(Data items)
+++++
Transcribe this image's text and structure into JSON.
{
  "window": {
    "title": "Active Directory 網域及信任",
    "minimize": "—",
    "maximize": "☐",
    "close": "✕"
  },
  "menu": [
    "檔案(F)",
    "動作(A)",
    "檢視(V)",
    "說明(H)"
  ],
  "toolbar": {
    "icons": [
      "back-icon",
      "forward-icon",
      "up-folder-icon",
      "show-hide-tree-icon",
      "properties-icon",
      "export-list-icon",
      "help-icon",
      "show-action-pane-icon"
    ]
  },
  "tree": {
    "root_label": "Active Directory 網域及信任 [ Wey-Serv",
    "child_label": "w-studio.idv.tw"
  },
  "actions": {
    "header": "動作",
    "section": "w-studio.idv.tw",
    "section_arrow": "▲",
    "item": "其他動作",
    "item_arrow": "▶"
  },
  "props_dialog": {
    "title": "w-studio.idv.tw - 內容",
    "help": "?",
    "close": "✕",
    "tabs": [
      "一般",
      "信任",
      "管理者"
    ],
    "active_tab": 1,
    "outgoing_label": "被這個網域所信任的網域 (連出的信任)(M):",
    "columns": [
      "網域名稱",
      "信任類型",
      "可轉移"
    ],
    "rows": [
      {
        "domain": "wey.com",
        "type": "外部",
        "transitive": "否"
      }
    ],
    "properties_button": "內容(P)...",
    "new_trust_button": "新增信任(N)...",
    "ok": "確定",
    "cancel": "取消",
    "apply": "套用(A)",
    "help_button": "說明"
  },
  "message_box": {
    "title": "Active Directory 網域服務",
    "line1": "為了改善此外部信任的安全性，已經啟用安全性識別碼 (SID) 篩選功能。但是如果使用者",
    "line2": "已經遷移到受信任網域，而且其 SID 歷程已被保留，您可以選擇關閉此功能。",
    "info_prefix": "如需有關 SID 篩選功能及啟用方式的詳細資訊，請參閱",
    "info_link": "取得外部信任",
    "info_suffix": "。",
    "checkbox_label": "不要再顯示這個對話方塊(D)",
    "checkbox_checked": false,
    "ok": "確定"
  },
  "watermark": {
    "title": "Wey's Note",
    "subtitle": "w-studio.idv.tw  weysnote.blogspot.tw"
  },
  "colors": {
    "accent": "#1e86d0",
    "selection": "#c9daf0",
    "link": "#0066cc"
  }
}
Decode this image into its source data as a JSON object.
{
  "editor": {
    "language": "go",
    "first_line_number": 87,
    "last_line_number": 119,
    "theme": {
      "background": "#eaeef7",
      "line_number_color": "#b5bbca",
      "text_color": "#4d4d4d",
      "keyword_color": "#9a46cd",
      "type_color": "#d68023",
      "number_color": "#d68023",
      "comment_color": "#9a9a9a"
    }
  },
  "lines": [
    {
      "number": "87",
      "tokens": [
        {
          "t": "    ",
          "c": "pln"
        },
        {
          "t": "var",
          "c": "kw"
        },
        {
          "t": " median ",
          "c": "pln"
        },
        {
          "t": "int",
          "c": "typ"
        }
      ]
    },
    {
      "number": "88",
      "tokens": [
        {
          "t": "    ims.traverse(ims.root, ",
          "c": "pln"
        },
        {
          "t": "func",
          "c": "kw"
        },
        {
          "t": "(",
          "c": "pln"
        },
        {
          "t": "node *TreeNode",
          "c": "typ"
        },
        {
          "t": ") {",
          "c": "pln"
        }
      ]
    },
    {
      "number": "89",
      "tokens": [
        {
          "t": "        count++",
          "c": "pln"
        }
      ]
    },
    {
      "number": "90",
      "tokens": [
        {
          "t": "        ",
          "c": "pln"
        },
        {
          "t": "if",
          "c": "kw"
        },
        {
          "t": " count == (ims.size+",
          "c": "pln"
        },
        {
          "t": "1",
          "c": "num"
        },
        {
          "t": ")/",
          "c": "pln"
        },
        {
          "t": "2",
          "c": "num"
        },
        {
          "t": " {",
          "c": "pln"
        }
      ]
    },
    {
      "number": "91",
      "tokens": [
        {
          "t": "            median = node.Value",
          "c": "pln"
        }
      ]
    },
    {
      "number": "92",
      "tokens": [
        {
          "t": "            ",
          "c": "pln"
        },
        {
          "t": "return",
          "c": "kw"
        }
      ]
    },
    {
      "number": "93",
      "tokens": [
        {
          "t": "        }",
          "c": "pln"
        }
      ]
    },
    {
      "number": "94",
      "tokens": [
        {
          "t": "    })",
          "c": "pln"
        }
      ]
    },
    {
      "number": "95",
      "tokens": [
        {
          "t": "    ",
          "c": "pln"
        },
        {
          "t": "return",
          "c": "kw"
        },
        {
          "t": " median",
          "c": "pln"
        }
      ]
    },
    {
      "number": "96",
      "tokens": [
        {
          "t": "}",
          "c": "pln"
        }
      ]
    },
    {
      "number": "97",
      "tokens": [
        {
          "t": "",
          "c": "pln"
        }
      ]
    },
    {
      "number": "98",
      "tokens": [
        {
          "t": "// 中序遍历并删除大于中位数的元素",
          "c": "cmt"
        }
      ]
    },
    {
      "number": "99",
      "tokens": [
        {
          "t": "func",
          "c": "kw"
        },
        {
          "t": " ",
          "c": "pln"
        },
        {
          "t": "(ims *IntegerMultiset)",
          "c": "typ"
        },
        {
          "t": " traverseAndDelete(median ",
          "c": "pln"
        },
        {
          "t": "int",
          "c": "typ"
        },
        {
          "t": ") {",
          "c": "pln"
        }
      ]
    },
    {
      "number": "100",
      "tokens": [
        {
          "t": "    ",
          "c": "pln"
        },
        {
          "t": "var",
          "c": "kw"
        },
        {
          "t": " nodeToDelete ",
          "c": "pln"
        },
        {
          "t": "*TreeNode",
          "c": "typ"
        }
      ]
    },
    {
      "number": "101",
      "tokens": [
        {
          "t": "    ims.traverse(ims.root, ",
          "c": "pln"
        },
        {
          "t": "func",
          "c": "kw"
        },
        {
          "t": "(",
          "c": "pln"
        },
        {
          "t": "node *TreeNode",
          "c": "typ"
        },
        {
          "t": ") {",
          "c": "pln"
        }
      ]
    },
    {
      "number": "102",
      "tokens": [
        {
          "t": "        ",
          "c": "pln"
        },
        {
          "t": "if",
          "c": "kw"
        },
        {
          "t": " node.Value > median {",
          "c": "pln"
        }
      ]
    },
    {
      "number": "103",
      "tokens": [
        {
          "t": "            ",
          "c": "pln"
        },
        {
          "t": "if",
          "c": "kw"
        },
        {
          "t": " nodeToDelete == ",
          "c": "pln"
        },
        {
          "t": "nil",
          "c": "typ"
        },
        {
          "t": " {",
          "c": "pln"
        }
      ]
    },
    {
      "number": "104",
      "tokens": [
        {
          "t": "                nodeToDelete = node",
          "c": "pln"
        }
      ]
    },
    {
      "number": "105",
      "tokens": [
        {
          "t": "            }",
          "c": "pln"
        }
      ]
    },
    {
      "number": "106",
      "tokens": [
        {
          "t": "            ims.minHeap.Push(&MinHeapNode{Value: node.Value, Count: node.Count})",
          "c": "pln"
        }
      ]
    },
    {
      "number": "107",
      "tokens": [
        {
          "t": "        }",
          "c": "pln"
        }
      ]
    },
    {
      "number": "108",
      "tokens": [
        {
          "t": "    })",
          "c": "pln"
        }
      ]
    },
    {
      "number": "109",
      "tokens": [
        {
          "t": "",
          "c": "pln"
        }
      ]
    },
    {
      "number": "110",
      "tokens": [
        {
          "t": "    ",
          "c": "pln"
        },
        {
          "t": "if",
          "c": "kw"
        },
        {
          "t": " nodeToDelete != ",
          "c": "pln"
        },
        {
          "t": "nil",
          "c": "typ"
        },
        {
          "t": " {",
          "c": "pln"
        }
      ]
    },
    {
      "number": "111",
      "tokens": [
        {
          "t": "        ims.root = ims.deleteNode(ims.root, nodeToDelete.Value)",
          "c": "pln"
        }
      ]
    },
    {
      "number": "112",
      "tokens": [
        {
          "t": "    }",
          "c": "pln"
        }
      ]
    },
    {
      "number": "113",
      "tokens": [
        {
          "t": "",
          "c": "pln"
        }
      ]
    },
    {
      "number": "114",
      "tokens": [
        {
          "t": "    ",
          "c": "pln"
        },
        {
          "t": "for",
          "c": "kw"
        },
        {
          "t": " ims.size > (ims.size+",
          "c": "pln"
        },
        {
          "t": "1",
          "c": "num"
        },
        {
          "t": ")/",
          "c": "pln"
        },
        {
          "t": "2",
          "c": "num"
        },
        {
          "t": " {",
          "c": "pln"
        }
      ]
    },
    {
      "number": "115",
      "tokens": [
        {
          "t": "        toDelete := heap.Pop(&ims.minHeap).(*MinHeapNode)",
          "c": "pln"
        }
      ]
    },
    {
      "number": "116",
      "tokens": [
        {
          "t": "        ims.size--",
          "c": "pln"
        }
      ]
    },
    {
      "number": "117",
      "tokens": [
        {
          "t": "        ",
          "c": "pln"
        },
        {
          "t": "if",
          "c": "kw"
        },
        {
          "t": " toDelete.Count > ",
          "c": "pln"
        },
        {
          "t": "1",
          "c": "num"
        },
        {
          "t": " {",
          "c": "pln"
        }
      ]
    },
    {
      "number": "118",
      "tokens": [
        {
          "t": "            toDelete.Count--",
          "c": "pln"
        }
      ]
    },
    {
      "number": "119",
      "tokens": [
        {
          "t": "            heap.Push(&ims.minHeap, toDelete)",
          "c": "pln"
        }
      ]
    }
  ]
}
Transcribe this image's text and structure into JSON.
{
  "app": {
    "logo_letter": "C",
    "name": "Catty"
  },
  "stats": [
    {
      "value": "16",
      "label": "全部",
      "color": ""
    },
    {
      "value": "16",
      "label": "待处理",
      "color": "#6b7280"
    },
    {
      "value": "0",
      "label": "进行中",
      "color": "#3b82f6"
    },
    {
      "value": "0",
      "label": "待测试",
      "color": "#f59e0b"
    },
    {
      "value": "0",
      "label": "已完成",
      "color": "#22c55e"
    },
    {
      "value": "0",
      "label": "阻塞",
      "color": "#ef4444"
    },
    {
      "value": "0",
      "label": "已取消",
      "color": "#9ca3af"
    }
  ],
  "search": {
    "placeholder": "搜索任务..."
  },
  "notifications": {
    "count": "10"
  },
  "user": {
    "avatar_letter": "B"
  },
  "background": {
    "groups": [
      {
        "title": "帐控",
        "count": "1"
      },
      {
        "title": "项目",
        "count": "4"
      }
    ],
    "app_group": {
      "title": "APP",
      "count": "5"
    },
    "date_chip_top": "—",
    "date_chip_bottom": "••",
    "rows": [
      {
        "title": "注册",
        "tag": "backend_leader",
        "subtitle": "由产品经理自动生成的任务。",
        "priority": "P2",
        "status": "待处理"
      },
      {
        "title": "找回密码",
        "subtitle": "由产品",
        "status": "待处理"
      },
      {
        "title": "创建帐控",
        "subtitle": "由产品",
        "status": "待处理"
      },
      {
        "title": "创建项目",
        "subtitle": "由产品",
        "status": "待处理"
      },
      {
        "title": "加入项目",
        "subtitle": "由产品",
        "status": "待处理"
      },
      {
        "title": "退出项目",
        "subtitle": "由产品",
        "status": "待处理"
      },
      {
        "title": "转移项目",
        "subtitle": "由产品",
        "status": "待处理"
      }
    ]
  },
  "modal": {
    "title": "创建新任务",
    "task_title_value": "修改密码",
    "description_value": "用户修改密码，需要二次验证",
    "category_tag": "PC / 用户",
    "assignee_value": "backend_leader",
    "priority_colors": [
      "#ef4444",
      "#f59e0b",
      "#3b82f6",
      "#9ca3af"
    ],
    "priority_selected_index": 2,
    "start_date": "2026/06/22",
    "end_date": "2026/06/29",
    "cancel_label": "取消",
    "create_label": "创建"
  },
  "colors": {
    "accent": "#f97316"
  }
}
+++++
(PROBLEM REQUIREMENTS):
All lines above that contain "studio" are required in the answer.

(EXERCISE OUTPUT):
    "child_label": "w-studio.idv.tw"
    "section": "w-studio.idv.tw",
    "title": "w-studio.idv.tw - 內容",
    "subtitle": "w-studio.idv.tw  weysnote.blogspot.tw"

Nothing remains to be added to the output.